He describes the camera's controls, menus, accessories, lenses, and system flash units; the hybrid viewfinder and monitor; exposure and metering; autofocus; ISO, detail, and image noise; extending the dynamic range; white balance and JPEG settings; continuous shooting, panoramas, movies, double exposures, and the self-timer; flash photography; and using third-party lenses.
AoChenAAEs pictures, with his use of double exposures, are very distinctive and recognizable,Ao said Tiffany Pinkstone, Hong Kong-based director of the Sovereign Art Foundation.
And although it's always mesmerizing to look at, cinematic flourishes involving double exposures, iris shots and varied film speeds distract from the lyrical realism Godard so carefully creates.
Events unfold with the logic of a fever-dream, fetishizing cultural artifacts and body parts interchangeably through close-ups, spotlights, irises-in, repetitions, double exposures and all manner of flickering low-tech special effects.
It's all double exposures, oblique angles, a sense of the world as a fleeting place that could, at any moment, become unhinged from reality.

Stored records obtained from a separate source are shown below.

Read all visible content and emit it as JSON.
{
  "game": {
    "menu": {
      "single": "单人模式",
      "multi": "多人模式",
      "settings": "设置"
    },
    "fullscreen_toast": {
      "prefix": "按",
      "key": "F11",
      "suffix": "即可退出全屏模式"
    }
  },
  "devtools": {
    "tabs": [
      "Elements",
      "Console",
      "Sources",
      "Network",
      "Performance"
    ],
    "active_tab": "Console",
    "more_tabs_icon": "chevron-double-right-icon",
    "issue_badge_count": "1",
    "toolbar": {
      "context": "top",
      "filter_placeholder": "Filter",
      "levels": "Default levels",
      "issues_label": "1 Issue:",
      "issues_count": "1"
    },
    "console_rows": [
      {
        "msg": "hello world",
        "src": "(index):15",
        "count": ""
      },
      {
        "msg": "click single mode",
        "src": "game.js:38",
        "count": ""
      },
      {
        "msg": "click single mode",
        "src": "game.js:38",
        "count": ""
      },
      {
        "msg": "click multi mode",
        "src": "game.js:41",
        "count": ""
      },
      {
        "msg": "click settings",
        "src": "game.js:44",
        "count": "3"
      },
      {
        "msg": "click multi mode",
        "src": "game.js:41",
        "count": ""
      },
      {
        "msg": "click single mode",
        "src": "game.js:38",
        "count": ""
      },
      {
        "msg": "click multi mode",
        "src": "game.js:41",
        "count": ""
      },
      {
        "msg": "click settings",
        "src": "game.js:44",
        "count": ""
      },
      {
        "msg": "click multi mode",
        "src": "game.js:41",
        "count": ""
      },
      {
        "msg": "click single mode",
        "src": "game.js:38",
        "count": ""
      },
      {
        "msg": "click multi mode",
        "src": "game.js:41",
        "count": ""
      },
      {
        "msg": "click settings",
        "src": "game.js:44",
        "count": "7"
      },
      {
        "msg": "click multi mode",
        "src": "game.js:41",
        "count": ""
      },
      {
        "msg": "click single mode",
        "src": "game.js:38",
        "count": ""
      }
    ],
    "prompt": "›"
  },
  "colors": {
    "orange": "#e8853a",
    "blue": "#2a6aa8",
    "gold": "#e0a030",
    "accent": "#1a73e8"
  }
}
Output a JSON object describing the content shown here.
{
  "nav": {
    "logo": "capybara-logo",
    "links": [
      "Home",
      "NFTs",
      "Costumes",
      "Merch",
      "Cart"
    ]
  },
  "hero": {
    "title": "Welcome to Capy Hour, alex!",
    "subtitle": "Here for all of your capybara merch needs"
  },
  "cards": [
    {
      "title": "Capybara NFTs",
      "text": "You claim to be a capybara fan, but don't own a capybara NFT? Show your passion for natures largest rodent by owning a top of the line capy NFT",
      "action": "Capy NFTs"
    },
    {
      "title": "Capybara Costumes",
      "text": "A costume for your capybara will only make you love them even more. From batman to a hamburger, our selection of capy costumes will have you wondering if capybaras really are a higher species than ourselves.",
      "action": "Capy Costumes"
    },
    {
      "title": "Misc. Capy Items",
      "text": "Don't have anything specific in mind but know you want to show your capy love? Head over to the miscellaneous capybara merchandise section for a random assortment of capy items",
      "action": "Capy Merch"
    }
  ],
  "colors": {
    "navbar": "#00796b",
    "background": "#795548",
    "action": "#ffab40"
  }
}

I was surprised to find no mention of using double exposures as a creative aid for interesting astronomical scenes, such as the Moon over a city.